Action item = Which lines of the data hold the word "date"? Copy all of them.
+++ Material supplied +++
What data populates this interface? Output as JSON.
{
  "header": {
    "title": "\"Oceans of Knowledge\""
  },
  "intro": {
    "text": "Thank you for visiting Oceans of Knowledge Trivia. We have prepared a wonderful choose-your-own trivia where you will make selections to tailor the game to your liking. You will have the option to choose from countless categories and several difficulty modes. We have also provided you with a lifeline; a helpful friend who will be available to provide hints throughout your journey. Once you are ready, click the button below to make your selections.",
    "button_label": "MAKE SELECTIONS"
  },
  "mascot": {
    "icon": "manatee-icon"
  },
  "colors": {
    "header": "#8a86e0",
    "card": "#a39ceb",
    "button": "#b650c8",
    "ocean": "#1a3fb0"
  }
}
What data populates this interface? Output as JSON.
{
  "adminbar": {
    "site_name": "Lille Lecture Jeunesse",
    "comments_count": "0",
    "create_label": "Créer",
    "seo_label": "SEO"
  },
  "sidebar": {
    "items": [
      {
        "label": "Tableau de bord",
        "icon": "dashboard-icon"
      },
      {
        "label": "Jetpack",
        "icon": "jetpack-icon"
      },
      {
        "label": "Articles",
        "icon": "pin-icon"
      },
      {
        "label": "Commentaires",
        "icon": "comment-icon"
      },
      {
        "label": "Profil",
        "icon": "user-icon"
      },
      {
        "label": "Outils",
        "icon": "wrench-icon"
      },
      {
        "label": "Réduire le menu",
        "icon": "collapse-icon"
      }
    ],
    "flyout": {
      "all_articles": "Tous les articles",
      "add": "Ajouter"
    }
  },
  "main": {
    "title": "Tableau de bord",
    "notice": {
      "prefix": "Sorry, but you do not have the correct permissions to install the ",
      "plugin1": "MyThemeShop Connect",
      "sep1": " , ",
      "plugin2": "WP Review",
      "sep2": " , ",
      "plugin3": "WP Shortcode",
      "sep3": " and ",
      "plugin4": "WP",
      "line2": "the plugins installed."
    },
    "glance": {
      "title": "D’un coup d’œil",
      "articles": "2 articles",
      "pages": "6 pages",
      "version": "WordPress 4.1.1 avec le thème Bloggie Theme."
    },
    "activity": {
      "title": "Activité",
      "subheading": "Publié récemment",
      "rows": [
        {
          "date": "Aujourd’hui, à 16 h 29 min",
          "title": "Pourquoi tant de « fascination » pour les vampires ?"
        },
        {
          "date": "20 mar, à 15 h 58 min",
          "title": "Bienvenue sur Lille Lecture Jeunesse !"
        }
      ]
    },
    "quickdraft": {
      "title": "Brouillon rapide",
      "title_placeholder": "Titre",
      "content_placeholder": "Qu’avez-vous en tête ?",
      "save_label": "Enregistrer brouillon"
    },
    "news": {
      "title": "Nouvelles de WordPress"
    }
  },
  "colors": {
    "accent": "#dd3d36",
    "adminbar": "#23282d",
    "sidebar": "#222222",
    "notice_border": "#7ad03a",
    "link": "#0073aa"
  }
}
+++
Response to the task =
          "date": "Aujourd’hui, à 16 h 29 min",
          "date": "20 mar, à 15 h 58 min",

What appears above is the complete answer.